- currently in production
- 18 cm high, 9 cm wide, 16 cm deep
- Acrylonitrile butadiene styrene, printed sheet PVC
- living, work
- Enzo Mari has won 4 Compasso d'Oro Awards
Photo: Maurizio Bolognini. Museo Tattile Statale Omero Archive.
Mari “is absolutely convinced – an idea that he would later fully develop in his 1974 ‘Autoprogettazione?’ handbook – that only by acting consciously on things, measuring them, knowing them, correcting them by himself, can man truly possess them”, Chiara Alessi.
It was this conviction that led to the creation of Timor, an everlasting table calendar, which was designed by Enzo Mari in 1974 and produced by Danese. The 18-cm high calendar was inspired by railway signals, which Mari considered highly effective in providing information at a glance.
It consists of two elements: a black ABS structure, in the shape of an inverted L, and a group of mobile cards in white PVC. The cards come in four lengths: the shortest ones have black digits for the number of the day while the longer ones show the abbreviated names of the days and months. To form the date, simply rotate the chosen strips around the pivot and place them on the horizontal axis of the upside-down L (9 cm long).

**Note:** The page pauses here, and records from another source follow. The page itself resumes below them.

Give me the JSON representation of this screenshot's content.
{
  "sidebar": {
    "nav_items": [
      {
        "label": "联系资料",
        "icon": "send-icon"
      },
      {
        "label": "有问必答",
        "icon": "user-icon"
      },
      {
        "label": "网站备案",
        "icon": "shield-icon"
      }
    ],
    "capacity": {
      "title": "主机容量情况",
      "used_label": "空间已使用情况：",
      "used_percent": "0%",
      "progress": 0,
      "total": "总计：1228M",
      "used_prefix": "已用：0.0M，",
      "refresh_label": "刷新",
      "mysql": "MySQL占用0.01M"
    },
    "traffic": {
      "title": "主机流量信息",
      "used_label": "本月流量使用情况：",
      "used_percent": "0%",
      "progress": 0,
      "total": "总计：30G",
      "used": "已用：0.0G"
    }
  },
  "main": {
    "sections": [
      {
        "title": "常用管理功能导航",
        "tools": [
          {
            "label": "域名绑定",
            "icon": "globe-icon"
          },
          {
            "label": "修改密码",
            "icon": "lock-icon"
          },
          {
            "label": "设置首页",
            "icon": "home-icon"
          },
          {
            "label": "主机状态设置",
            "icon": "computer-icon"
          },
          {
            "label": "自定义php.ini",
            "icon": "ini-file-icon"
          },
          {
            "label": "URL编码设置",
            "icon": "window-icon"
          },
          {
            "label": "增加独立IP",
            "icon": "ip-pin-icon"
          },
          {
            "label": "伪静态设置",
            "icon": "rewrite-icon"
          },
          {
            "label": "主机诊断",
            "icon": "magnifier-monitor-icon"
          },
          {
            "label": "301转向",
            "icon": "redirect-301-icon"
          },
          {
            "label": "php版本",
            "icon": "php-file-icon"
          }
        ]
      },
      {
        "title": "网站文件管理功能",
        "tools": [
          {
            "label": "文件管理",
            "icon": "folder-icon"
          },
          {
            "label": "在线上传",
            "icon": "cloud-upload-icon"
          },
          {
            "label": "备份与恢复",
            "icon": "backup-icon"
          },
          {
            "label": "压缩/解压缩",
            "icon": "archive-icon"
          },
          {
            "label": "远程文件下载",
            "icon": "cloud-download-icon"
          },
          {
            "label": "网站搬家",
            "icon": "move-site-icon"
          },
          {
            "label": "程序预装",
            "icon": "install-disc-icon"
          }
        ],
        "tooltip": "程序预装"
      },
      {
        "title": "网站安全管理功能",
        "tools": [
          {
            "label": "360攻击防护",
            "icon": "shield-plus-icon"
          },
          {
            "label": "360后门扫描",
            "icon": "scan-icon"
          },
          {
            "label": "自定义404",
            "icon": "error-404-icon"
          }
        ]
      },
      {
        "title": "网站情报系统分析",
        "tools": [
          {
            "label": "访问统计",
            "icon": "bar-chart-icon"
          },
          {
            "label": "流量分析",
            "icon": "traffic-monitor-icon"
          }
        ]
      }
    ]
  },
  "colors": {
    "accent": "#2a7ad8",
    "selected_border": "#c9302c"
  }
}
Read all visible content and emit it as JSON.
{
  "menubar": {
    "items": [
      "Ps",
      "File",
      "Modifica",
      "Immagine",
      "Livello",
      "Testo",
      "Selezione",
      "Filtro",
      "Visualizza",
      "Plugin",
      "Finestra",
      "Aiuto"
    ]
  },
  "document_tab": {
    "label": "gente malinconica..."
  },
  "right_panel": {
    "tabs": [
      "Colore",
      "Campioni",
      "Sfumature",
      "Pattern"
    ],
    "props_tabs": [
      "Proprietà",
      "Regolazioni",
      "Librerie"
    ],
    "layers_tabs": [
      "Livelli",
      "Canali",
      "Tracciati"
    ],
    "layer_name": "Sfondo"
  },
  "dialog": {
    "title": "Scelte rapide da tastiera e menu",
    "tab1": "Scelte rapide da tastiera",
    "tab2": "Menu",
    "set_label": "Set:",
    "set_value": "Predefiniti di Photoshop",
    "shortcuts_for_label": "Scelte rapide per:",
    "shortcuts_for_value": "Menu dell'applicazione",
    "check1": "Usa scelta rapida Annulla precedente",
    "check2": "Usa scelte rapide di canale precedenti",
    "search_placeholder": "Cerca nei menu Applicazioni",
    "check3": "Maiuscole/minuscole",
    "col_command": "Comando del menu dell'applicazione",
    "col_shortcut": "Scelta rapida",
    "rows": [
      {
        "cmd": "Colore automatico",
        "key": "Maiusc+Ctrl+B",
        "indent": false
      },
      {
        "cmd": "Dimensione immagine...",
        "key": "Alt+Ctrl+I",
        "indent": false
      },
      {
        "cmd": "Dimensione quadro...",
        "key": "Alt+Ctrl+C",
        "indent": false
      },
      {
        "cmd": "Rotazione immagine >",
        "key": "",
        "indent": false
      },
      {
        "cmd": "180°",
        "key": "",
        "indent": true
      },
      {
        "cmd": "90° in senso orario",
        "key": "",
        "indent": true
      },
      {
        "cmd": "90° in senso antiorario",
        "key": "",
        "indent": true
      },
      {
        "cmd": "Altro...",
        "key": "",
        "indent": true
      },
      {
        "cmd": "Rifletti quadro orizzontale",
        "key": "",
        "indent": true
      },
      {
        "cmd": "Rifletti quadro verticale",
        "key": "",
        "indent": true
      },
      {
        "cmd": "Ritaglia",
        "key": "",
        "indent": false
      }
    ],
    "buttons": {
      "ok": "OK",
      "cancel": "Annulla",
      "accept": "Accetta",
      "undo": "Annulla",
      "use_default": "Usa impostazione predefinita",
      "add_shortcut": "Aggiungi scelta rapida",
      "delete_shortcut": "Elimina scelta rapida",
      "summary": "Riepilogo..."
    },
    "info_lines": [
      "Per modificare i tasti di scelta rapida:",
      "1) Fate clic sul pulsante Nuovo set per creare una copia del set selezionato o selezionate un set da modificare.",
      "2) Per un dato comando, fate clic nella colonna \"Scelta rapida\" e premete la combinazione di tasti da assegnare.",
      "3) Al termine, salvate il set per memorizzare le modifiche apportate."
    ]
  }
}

ABS (Acrylonitrile butadiene styrene) is a plastic material which is pleasant to touch and resistant to heat, wear and impact while PVC (Polyvinyl chloride) is a more flexible plastic which can be used to produce very thin items.
This extremely simple object, still produced in only black and white by Danese, actually conceals numerous meanings. “Mari, in fact, has in mind the calendar – the object that more than any other is a synthesis of the oxymoron of our perverse relationship with the finite time we have on this earth, that is, the fact that while we measure its inexorable flow we even have the courage to waste it: every year the calendar has to be thrown away and another bought, even without having done much to use it, it has consumed itself.” Chiara Alessi.
Further info: Timor on the Danese website